Thus, while the orphan trains enjoyed significant support, they were not without their critics. In addition to sectarian rivalries, others challenged the quality and outcomes of the orphan train placements. The CAS often boasted of astronomically high "success rates" by noting the significant accomplishment of some of its children. Although it is difficult to evaluate the orphan trains as the agencies engaged in little systematic research, historians suggest that many children served through the programs found loving families and went on to distinguished careers. For instance, John Brady, the governor of Alaska, was a CAS ward. Yet historians also recognize that many children were exploited and abused. Nineteenth- and early-twentieth-century critics argued that orphan train programs and the CAS in particular provided little oversight of their placements. CAS agents rarely visited homes after the children were placed, partially due to a lack of funds and logistical complications. Although agents claimed to maintain communication through writing, it was not uncommon for the agencies to lose all contact after initial placement. Critics also argued that the foster families were rarely well screened and agency representatives briefly interviewed the families–if at all–and collected only the most superficial information about them. While CAS and other agencies became more careful about family screening and oversight, this did not appease detractors and by 1900 several midwestern states adopted legislation limiting and regulating the placement of children. In the Progressive Era a new generation of children's advocates suggested that dependent children should remain with their families of origin whenever possible, striking a deep blow to the placing out philosophy. Although the trains continued to run through the first decades of the twentieth century, they served relatively few children in these later years. The last CAS orphan train ran its route in 1929. By then, the orphan trains had served more than 200,000 children. Like the child welfare system of the late twentieth century, the orphan trains leave a mixed legacy and speak to the complexities of assisting children in need.

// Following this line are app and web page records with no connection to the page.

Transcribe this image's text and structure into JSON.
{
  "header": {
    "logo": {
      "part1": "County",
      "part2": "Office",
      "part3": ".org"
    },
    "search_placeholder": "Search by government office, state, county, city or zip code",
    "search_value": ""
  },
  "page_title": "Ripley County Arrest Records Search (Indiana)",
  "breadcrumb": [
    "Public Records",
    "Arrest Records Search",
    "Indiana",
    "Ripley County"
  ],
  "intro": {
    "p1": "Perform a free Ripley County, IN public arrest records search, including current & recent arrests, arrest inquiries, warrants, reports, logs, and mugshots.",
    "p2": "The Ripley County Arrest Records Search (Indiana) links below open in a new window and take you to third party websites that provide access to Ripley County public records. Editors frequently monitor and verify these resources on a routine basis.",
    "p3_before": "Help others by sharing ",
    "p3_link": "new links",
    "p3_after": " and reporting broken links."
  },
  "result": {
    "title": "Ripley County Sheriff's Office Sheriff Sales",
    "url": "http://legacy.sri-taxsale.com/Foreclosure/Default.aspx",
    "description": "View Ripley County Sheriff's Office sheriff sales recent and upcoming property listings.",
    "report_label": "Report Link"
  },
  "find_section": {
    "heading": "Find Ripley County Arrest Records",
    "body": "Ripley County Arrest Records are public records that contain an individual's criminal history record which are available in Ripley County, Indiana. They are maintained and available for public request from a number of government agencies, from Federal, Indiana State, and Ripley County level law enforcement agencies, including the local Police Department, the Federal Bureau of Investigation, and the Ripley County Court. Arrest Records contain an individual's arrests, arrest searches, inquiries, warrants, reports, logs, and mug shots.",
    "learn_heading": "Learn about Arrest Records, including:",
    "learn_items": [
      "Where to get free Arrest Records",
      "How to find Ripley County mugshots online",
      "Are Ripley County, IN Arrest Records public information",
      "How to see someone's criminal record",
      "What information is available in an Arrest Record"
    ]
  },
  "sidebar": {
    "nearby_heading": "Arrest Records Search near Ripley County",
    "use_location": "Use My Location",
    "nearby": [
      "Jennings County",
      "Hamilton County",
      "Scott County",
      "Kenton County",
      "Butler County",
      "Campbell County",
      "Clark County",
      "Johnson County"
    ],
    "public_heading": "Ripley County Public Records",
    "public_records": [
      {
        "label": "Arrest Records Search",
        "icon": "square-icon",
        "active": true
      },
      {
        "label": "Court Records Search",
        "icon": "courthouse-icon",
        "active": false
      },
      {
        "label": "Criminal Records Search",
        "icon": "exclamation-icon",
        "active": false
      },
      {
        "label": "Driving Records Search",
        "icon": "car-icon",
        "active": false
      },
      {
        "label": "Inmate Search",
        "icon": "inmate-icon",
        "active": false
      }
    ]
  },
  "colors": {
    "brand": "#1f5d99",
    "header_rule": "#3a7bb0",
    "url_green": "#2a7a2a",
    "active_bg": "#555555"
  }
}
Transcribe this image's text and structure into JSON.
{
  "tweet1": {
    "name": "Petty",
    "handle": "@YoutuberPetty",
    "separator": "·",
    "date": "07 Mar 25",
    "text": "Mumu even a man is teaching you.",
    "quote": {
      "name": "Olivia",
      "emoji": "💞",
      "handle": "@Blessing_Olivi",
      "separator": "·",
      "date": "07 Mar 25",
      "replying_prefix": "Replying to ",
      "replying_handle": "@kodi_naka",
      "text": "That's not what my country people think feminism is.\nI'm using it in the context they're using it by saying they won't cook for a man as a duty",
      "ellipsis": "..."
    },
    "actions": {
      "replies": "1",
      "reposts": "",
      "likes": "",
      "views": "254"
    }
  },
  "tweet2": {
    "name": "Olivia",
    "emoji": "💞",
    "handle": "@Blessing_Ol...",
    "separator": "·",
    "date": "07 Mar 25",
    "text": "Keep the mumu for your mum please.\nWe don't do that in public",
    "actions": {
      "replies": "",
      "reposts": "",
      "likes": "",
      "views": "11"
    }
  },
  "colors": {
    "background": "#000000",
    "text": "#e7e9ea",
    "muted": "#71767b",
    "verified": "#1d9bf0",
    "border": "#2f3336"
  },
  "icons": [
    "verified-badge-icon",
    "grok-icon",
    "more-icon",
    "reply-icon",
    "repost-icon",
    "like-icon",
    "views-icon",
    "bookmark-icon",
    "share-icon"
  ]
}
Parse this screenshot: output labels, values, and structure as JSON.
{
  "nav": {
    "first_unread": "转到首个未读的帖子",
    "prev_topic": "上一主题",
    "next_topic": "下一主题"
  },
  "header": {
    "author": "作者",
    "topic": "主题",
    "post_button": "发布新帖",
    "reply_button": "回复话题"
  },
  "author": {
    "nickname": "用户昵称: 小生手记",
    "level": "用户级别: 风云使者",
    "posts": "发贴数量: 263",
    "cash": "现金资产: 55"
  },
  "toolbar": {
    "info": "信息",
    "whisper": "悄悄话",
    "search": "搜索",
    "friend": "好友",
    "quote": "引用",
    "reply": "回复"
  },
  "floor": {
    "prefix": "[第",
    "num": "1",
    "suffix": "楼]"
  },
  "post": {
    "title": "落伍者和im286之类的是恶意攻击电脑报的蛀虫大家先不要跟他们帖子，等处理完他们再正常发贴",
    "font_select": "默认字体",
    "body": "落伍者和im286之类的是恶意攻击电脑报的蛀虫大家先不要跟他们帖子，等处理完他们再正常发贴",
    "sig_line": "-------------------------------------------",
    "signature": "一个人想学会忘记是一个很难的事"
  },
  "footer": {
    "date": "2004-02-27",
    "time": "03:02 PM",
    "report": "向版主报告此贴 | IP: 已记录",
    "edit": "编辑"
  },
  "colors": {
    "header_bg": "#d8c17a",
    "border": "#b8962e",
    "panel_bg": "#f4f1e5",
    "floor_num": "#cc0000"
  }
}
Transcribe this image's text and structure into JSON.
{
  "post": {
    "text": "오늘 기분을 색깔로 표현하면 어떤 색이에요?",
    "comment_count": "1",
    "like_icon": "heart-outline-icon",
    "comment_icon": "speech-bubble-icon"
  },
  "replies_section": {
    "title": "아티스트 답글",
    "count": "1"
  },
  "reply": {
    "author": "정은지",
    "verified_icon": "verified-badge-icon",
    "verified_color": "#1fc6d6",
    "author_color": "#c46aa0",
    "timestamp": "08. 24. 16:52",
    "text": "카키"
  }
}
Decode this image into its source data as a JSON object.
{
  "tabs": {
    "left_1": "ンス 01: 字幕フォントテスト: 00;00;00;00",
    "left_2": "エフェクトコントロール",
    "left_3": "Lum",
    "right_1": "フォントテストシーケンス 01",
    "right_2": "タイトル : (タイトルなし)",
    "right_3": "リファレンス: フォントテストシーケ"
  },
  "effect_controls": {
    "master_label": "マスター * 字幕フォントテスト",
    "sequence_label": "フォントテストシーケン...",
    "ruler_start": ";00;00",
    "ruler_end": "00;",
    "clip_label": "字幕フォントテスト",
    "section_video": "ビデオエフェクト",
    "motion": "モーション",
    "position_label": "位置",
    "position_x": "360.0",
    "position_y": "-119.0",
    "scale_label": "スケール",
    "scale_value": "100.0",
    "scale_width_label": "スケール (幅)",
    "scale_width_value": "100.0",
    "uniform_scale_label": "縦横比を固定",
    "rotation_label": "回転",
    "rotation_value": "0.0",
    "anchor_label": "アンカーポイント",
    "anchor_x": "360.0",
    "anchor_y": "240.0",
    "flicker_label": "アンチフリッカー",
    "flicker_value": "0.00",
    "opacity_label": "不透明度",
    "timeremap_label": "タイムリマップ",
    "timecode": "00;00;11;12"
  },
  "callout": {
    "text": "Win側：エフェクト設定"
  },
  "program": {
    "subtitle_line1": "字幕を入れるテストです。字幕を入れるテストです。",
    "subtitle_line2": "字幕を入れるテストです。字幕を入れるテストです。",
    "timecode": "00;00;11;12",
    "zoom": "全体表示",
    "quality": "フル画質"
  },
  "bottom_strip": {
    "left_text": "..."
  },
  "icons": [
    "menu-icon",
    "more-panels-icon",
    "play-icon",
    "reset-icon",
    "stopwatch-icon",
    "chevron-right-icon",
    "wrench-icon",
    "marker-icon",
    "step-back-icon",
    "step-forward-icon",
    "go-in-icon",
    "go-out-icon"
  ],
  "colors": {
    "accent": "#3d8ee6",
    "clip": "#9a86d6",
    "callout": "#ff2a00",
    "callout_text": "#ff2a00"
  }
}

Holt, Marilyn. 1992. The Orphan Trains: Placing Out in America. Lincoln: University of Nebraska Press.
O'Connor, Stephen. 2001. Orphan Trains: The Story of Charles Loring Brace and the Children He Saved and Failed. New York: Houghton Mifflin.
Tiffin, Susan. 1982. In Whose Best Interest?: Child Welfare Reform in the Progressive Era. Westport, CT: Greenwood Press.
"Orphan Trains." Encyclopedia of Children and Childhood in History and Society. . Encyclopedia.com. (January 17, 2019). https://www.encyclopedia.com/children/encyclopedias-almanacs-transcripts-and-maps/orphan-trains
"Orphan Trains." Encyclopedia of Children and Childhood in History and Society. . Retrieved January 17, 2019 from Encyclopedia.com: https://www.encyclopedia.com/children/encyclopedias-almanacs-transcripts-and-maps/orphan-trains
Modern Language Association
The Chicago Manual of Style
American Psychological Association
orphan trains: see Brace, Charles Loring.
"orphan trains." The Columbia Encyclopedia, 6th ed.. . Encyclopedia.com. (January 17, 2019). https://www.encyclopedia.com/reference/encyclopedias-almanacs-transcripts-and-maps/orphan-trains
"orphan trains." The Columbia Encyclopedia, 6th ed.. . Retrieved January 17, 2019 from Encyclopedia.com: https://www.encyclopedia.com/reference/encyclopedias-almanacs-transcripts-and-maps/orphan-trains